I’m thrilled to find one of my favorite street photographs online, Roy DeCarava’s 1950 Lingerie. I’d previously seen it only at the Beinecke Library in New Haven, where it was featured in a 2013 exhibition, The Power of Pictures. The Renaissance Press is hosting twelve of his photos, Lingerie included. DeCarava won a Guggenheim in 1952 for his depictions of life in Harlem.

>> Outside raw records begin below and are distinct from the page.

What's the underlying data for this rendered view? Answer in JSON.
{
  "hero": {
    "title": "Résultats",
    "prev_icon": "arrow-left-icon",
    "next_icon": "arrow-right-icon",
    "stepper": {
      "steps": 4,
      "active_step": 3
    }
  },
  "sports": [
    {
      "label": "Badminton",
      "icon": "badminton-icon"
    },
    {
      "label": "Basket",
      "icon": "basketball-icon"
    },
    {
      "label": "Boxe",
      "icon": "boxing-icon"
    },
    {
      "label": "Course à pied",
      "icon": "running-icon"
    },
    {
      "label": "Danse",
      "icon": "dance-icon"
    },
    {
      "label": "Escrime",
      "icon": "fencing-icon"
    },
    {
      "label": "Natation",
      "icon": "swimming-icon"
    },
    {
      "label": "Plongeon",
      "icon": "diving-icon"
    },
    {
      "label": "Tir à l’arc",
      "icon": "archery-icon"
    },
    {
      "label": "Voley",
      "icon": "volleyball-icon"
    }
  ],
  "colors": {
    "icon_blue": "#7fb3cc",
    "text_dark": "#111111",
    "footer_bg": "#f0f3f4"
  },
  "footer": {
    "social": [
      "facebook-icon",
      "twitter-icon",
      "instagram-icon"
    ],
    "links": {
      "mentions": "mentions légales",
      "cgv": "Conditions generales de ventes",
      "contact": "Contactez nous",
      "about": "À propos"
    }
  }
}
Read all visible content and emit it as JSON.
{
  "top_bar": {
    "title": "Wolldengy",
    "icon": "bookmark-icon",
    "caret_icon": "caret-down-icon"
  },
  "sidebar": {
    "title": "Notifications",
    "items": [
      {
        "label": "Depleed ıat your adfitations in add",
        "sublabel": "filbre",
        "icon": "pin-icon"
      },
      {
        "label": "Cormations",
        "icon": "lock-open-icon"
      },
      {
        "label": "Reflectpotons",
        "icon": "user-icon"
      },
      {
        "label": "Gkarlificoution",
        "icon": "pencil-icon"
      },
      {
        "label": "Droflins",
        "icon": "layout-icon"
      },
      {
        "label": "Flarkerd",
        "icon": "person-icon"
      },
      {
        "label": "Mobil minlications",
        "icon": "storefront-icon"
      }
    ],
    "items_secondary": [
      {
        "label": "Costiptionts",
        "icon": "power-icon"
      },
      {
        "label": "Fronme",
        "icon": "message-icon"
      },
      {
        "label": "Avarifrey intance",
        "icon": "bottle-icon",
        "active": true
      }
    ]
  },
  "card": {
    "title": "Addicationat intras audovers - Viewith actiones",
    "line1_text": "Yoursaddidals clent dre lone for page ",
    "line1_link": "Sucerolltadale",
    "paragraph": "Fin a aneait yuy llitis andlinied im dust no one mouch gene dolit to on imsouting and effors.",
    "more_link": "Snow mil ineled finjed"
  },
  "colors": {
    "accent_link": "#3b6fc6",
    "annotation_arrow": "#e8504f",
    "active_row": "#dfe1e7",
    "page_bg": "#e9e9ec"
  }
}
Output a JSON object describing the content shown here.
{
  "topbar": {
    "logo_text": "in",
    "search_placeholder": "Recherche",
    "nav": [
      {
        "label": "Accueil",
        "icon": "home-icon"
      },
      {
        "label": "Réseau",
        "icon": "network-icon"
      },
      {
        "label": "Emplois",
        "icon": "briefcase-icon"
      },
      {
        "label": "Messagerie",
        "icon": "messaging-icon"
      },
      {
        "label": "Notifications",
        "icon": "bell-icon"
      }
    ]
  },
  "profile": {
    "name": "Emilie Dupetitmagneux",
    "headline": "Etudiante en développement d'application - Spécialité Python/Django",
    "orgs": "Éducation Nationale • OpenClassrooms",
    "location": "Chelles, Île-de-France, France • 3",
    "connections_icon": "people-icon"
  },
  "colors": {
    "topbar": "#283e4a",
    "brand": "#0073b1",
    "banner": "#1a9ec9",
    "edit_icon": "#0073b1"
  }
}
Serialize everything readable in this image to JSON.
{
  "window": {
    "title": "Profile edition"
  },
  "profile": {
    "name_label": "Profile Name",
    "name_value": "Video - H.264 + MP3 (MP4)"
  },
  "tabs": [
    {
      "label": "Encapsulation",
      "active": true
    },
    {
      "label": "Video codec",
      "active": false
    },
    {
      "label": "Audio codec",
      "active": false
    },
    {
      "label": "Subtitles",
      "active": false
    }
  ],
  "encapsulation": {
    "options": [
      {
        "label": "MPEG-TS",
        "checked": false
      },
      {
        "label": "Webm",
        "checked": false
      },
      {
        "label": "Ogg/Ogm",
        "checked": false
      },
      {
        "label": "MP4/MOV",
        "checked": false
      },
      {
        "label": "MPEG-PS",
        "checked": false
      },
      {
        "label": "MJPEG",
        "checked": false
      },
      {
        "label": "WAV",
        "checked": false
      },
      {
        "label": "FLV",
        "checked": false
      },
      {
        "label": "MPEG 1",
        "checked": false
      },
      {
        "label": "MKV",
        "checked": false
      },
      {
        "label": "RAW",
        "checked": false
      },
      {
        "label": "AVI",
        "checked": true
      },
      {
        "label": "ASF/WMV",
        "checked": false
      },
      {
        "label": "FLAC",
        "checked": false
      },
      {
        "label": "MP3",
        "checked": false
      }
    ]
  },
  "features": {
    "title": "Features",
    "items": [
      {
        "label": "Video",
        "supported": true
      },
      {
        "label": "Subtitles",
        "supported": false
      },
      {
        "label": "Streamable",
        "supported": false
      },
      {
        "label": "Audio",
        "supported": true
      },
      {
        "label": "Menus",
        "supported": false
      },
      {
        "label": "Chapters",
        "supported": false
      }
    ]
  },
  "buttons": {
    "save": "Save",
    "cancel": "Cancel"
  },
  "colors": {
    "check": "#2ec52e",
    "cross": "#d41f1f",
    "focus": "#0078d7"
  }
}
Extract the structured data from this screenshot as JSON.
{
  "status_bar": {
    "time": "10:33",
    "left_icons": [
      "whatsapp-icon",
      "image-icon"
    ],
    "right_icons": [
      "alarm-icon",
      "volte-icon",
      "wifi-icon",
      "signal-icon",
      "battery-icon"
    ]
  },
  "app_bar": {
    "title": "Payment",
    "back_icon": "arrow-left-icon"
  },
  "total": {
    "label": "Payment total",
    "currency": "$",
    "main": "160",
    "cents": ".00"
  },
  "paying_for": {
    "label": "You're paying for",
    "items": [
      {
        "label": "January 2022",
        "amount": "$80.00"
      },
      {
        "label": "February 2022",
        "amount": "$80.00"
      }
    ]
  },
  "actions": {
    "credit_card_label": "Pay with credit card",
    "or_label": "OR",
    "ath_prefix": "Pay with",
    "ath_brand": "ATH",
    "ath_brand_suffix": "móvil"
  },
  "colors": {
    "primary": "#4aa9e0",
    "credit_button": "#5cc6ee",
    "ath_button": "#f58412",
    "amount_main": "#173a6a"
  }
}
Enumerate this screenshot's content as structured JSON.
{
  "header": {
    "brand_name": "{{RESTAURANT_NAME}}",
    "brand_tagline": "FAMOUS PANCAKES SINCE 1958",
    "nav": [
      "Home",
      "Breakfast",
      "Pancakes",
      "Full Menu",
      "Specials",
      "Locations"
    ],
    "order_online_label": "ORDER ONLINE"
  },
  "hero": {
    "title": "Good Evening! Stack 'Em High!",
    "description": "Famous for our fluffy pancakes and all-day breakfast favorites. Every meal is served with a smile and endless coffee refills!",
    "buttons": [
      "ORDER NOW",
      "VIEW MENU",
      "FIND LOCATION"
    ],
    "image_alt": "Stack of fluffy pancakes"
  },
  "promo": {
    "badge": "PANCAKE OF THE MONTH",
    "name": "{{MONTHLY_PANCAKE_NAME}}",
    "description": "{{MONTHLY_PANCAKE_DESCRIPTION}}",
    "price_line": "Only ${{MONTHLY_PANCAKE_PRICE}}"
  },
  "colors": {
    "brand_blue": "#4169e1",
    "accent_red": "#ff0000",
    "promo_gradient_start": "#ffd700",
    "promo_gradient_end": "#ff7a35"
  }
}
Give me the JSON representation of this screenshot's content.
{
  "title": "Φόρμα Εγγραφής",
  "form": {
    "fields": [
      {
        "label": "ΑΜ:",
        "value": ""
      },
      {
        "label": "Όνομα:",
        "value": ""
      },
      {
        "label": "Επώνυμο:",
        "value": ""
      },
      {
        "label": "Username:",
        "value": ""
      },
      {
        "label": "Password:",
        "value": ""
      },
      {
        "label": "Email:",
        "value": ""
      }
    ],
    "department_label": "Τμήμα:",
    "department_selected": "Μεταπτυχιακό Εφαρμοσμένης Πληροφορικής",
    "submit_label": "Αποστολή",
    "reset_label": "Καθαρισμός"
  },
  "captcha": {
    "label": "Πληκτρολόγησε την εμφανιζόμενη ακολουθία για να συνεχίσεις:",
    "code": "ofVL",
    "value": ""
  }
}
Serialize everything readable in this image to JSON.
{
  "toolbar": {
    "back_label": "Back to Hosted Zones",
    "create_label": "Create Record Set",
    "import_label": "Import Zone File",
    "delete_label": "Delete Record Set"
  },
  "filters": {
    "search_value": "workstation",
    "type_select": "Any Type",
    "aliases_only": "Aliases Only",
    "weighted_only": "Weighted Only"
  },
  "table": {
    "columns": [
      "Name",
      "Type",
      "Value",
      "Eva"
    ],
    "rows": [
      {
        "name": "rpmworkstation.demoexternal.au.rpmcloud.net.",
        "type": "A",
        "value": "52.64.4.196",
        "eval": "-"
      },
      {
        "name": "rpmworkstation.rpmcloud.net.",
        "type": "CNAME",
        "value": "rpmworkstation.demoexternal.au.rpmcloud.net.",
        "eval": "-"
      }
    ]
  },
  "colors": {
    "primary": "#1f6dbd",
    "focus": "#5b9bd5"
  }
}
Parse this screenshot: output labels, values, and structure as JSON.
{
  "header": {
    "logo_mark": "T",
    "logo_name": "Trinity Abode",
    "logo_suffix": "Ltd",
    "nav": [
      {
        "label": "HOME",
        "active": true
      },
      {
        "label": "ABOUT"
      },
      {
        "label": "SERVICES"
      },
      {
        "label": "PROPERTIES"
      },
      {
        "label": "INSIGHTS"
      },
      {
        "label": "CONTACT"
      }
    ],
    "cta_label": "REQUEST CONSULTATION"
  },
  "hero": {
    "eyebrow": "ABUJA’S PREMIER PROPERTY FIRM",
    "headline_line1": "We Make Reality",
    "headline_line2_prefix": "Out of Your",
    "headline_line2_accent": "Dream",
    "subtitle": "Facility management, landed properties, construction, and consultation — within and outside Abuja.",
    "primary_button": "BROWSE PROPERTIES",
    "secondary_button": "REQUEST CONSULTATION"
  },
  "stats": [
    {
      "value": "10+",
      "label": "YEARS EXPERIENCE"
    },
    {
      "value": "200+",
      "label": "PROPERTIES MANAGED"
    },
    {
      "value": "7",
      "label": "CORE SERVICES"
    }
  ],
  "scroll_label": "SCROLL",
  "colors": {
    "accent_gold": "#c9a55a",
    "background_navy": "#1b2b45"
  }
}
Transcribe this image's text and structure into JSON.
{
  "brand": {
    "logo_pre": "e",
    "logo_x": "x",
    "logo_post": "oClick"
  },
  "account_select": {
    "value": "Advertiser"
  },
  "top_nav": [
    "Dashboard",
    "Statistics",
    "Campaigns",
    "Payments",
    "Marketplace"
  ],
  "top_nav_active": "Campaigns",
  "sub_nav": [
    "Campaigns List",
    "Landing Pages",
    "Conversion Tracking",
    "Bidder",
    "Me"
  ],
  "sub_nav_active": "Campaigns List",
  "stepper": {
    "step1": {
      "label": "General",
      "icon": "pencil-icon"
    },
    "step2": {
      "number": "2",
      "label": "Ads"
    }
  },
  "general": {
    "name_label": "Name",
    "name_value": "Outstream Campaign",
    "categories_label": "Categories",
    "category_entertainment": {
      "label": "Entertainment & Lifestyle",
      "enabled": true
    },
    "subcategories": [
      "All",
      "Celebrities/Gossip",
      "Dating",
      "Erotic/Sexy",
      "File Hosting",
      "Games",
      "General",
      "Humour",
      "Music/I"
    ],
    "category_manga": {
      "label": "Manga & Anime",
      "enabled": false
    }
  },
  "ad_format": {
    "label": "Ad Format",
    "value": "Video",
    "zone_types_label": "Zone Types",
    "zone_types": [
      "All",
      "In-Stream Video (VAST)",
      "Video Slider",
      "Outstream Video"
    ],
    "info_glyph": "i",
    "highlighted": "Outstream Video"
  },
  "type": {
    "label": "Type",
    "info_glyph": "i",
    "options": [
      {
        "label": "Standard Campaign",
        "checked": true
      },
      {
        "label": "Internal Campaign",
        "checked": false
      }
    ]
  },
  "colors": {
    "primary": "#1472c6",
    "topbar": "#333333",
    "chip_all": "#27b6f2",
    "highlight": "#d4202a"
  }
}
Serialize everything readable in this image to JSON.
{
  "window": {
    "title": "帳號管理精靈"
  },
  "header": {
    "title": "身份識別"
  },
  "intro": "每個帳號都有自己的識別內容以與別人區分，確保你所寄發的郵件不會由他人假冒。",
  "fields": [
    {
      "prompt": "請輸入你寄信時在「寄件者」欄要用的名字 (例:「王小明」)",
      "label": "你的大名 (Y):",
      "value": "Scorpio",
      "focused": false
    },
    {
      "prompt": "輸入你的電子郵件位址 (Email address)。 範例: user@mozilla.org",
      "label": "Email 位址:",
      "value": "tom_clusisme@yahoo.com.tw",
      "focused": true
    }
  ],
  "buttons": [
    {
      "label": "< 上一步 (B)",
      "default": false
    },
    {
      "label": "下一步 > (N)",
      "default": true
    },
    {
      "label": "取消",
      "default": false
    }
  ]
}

I love this for how easy it is to overlook what’s going on here. Four boys, hanging out on the street. Standing on a windowsill, which my kid would do and I would yell at him. After school, or after church maybe, passing some lackadaisical time. But then you read the sign, and suddenly the boys’ interest in those windows takes on a whole new meaning. I also love the way an everyday photograph, nearly sixty-five years later, tells us how much our context has changed. How often do boys hang out in ties, suspenders, and button-downs? How often do they climb the outsides of buildings in dress shoes (well, perhaps more often than they ought)? Fire escapes down the front of buildings, one simple board for advertising, the rust you can practically feel on the bars – all different from life now. And then there’s the one final thing, which, to me, raises the photo from warm-hearted fondness for semi-universal boyhood to a window on one of the most fraught questions in American history – our tangled race relations. It looks to me as though the boy on the ground (with a stick? a rope?) was black and the ones up in the air white. He’s dressed differently, in striped short sleeves and minus the ties. Were they playing together? Anything but? Not friends, but drawn by the common goal of the lingerie? I can imagine heartwarming stories and chilling stories, rather like our history.